Entries taken from a collection:
++++++

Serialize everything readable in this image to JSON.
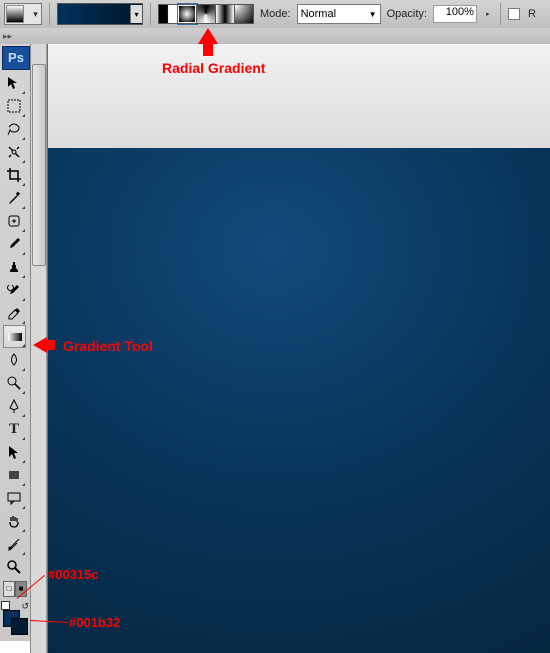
{
  "options_bar": {
    "mode_label": "Mode:",
    "mode_value": "Normal",
    "opacity_label": "Opacity:",
    "opacity_value": "100%",
    "reverse_short": "R"
  },
  "gradient_types": [
    "Linear",
    "Radial",
    "Angle",
    "Reflected",
    "Diamond"
  ],
  "toolbox": {
    "app_badge": "Ps",
    "tools": [
      "move",
      "rect-marquee",
      "lasso",
      "quick-selection",
      "crop",
      "eyedropper",
      "healing-brush",
      "brush",
      "clone-stamp",
      "history-brush",
      "eraser",
      "gradient",
      "blur",
      "dodge",
      "pen",
      "type",
      "path-selection",
      "rectangle",
      "hand",
      "notes",
      "color-sampler",
      "zoom"
    ],
    "fg_color": "#00315c",
    "bg_color": "#001b32"
  },
  "annotations": {
    "a1": "Radial Gradient",
    "a2": "Gradient Tool",
    "a3": "#00315c",
    "a4": "#001b32"
  }
}
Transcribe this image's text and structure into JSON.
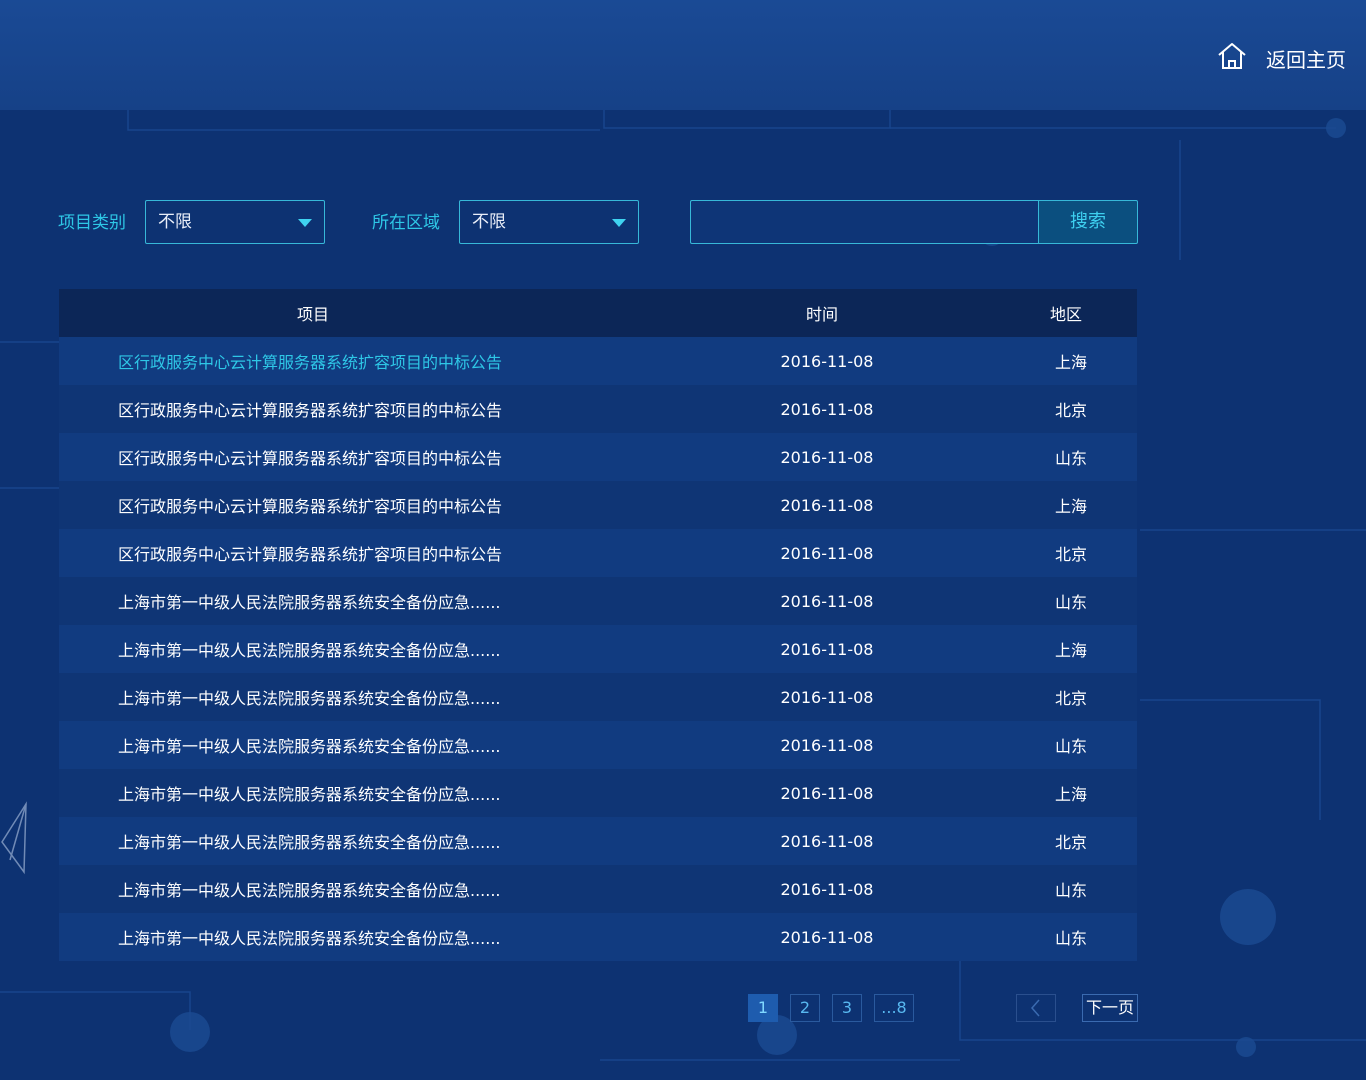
{
  "header": {
    "home_label": "返回主页",
    "home_icon": "home-icon"
  },
  "filters": {
    "category_label": "项目类别",
    "category_value": "不限",
    "region_label": "所在区域",
    "region_value": "不限",
    "search_placeholder": "",
    "search_button": "搜索"
  },
  "table": {
    "headers": {
      "project": "项目",
      "time": "时间",
      "area": "地区"
    },
    "rows": [
      {
        "project": "区行政服务中心云计算服务器系统扩容项目的中标公告",
        "time": "2016-11-08",
        "area": "上海"
      },
      {
        "project": "区行政服务中心云计算服务器系统扩容项目的中标公告",
        "time": "2016-11-08",
        "area": "北京"
      },
      {
        "project": "区行政服务中心云计算服务器系统扩容项目的中标公告",
        "time": "2016-11-08",
        "area": "山东"
      },
      {
        "project": "区行政服务中心云计算服务器系统扩容项目的中标公告",
        "time": "2016-11-08",
        "area": "上海"
      },
      {
        "project": "区行政服务中心云计算服务器系统扩容项目的中标公告",
        "time": "2016-11-08",
        "area": "北京"
      },
      {
        "project": "上海市第一中级人民法院服务器系统安全备份应急......",
        "time": "2016-11-08",
        "area": "山东"
      },
      {
        "project": "上海市第一中级人民法院服务器系统安全备份应急......",
        "time": "2016-11-08",
        "area": "上海"
      },
      {
        "project": "上海市第一中级人民法院服务器系统安全备份应急......",
        "time": "2016-11-08",
        "area": "北京"
      },
      {
        "project": "上海市第一中级人民法院服务器系统安全备份应急......",
        "time": "2016-11-08",
        "area": "山东"
      },
      {
        "project": "上海市第一中级人民法院服务器系统安全备份应急......",
        "time": "2016-11-08",
        "area": "上海"
      },
      {
        "project": "上海市第一中级人民法院服务器系统安全备份应急......",
        "time": "2016-11-08",
        "area": "北京"
      },
      {
        "project": "上海市第一中级人民法院服务器系统安全备份应急......",
        "time": "2016-11-08",
        "area": "山东"
      },
      {
        "project": "上海市第一中级人民法院服务器系统安全备份应急......",
        "time": "2016-11-08",
        "area": "山东"
      }
    ]
  },
  "pagination": {
    "pages": [
      "1",
      "2",
      "3",
      "...8"
    ],
    "current": "1",
    "prev_icon": "chevron-left-icon",
    "next_label": "下一页"
  },
  "colors": {
    "background": "#0d3272",
    "header": "#164187",
    "accent": "#2ec7e6",
    "table_head": "#0c2657"
  }
}
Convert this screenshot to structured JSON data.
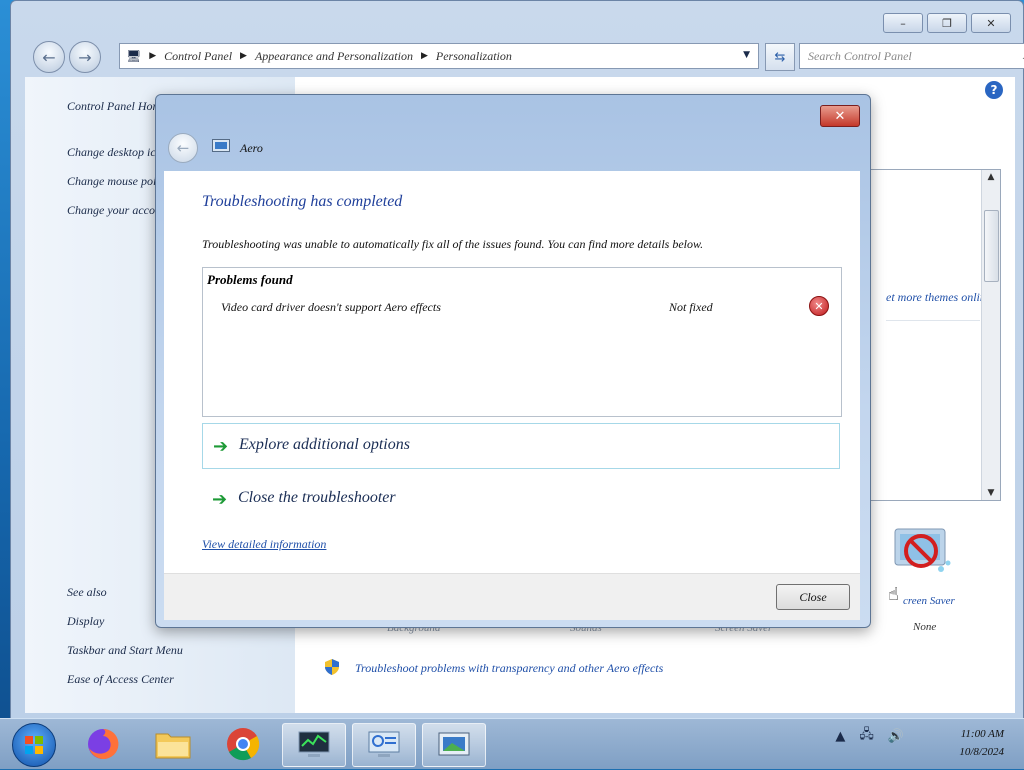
{
  "window": {
    "minimize": "–",
    "maximize": "❐",
    "close": "✕"
  },
  "nav": {
    "breadcrumb": [
      "Control Panel",
      "Appearance and Personalization",
      "Personalization"
    ],
    "search_placeholder": "Search Control Panel"
  },
  "sidebar": {
    "home": "Control Panel Home",
    "items": [
      "Change desktop icons",
      "Change mouse pointers",
      "Change your account pi"
    ],
    "see_also_title": "See also",
    "see_also": [
      "Display",
      "Taskbar and Start Menu",
      "Ease of Access Center"
    ]
  },
  "main": {
    "more_themes": "et more themes online",
    "screensaver_label": "creen Saver",
    "screensaver_value": "None",
    "bottom_labels": [
      "Background",
      "Sounds",
      "Screen Saver"
    ],
    "troubleshoot_link": "Troubleshoot problems with transparency and other Aero effects"
  },
  "dialog": {
    "title": "Aero",
    "heading": "Troubleshooting has completed",
    "description": "Troubleshooting was unable to automatically fix all of the issues found. You can find more details below.",
    "problems_header": "Problems found",
    "problem_name": "Video card driver doesn't support Aero effects",
    "problem_status": "Not fixed",
    "option1": "Explore additional options",
    "option2": "Close the troubleshooter",
    "detail_link": "View detailed information",
    "close_button": "Close"
  },
  "taskbar": {
    "clock_time": "11:00 AM",
    "clock_date": "10/8/2024"
  }
}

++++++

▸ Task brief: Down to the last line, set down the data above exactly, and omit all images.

▸ Your response:
Serialize everything readable in this image to JSON.
{
  "options_bar": {
    "mode_label": "Mode:",
    "mode_value": "Normal",
    "opacity_label": "Opacity:",
    "opacity_value": "100%",
    "reverse_short": "R"
  },
  "gradient_types": [
    "Linear",
    "Radial",
    "Angle",
    "Reflected",
    "Diamond"
  ],
  "toolbox": {
    "app_badge": "Ps",
    "tools": [
      "move",
      "rect-marquee",
      "lasso",
      "quick-selection",
      "crop",
      "eyedropper",
      "healing-brush",
      "brush",
      "clone-stamp",
      "history-brush",
      "eraser",
      "gradient",
      "blur",
      "dodge",
      "pen",
      "type",
      "path-selection",
      "rectangle",
      "hand",
      "notes",
      "color-sampler",
      "zoom"
    ],
    "fg_color": "#00315c",
    "bg_color": "#001b32"
  },
  "annotations": {
    "a1": "Radial Gradient",
    "a2": "Gradient Tool",
    "a3": "#00315c",
    "a4": "#001b32"
  }
}
Transcribe this image's text and structure into JSON.
{
  "header": {
    "home_label": "返回主页",
    "home_icon": "home-icon"
  },
  "filters": {
    "category_label": "项目类别",
    "category_value": "不限",
    "region_label": "所在区域",
    "region_value": "不限",
    "search_placeholder": "",
    "search_button": "搜索"
  },
  "table": {
    "headers": {
      "project": "项目",
      "time": "时间",
      "area": "地区"
    },
    "rows": [
      {
        "project": "区行政服务中心云计算服务器系统扩容项目的中标公告",
        "time": "2016-11-08",
        "area": "上海"
      },
      {
        "project": "区行政服务中心云计算服务器系统扩容项目的中标公告",
        "time": "2016-11-08",
        "area": "北京"
      },
      {
        "project": "区行政服务中心云计算服务器系统扩容项目的中标公告",
        "time": "2016-11-08",
        "area": "山东"
      },
      {
        "project": "区行政服务中心云计算服务器系统扩容项目的中标公告",
        "time": "2016-11-08",
        "area": "上海"
      },
      {
        "project": "区行政服务中心云计算服务器系统扩容项目的中标公告",
        "time": "2016-11-08",
        "area": "北京"
      },
      {
        "project": "上海市第一中级人民法院服务器系统安全备份应急......",
        "time": "2016-11-08",
        "area": "山东"
      },
      {
        "project": "上海市第一中级人民法院服务器系统安全备份应急......",
        "time": "2016-11-08",
        "area": "上海"
      },
      {
        "project": "上海市第一中级人民法院服务器系统安全备份应急......",
        "time": "2016-11-08",
        "area": "北京"
      },
      {
        "project": "上海市第一中级人民法院服务器系统安全备份应急......",
        "time": "2016-11-08",
        "area": "山东"
      },
      {
        "project": "上海市第一中级人民法院服务器系统安全备份应急......",
        "time": "2016-11-08",
        "area": "上海"
      },
      {
        "project": "上海市第一中级人民法院服务器系统安全备份应急......",
        "time": "2016-11-08",
        "area": "北京"
      },
      {
        "project": "上海市第一中级人民法院服务器系统安全备份应急......",
        "time": "2016-11-08",
        "area": "山东"
      },
      {
        "project": "上海市第一中级人民法院服务器系统安全备份应急......",
        "time": "2016-11-08",
        "area": "山东"
      }
    ]
  },
  "pagination": {
    "pages": [
      "1",
      "2",
      "3",
      "...8"
    ],
    "current": "1",
    "prev_icon": "chevron-left-icon",
    "next_label": "下一页"
  },
  "colors": {
    "background": "#0d3272",
    "header": "#164187",
    "accent": "#2ec7e6",
    "table_head": "#0c2657"
  }
}
Convert this screenshot to structured JSON data.
{
  "window": {
    "minimize": "–",
    "maximize": "❐",
    "close": "✕"
  },
  "nav": {
    "breadcrumb": [
      "Control Panel",
      "Appearance and Personalization",
      "Personalization"
    ],
    "search_placeholder": "Search Control Panel"
  },
  "sidebar": {
    "home": "Control Panel Home",
    "items": [
      "Change desktop icons",
      "Change mouse pointers",
      "Change your account pi"
    ],
    "see_also_title": "See also",
    "see_also": [
      "Display",
      "Taskbar and Start Menu",
      "Ease of Access Center"
    ]
  },
  "main": {
    "more_themes": "et more themes online",
    "screensaver_label": "creen Saver",
    "screensaver_value": "None",
    "bottom_labels": [
      "Background",
      "Sounds",
      "Screen Saver"
    ],
    "troubleshoot_link": "Troubleshoot problems with transparency and other Aero effects"
  },
  "dialog": {
    "title": "Aero",
    "heading": "Troubleshooting has completed",
    "description": "Troubleshooting was unable to automatically fix all of the issues found. You can find more details below.",
    "problems_header": "Problems found",
    "problem_name": "Video card driver doesn't support Aero effects",
    "problem_status": "Not fixed",
    "option1": "Explore additional options",
    "option2": "Close the troubleshooter",
    "detail_link": "View detailed information",
    "close_button": "Close"
  },
  "taskbar": {
    "clock_time": "11:00 AM",
    "clock_date": "10/8/2024"
  }
}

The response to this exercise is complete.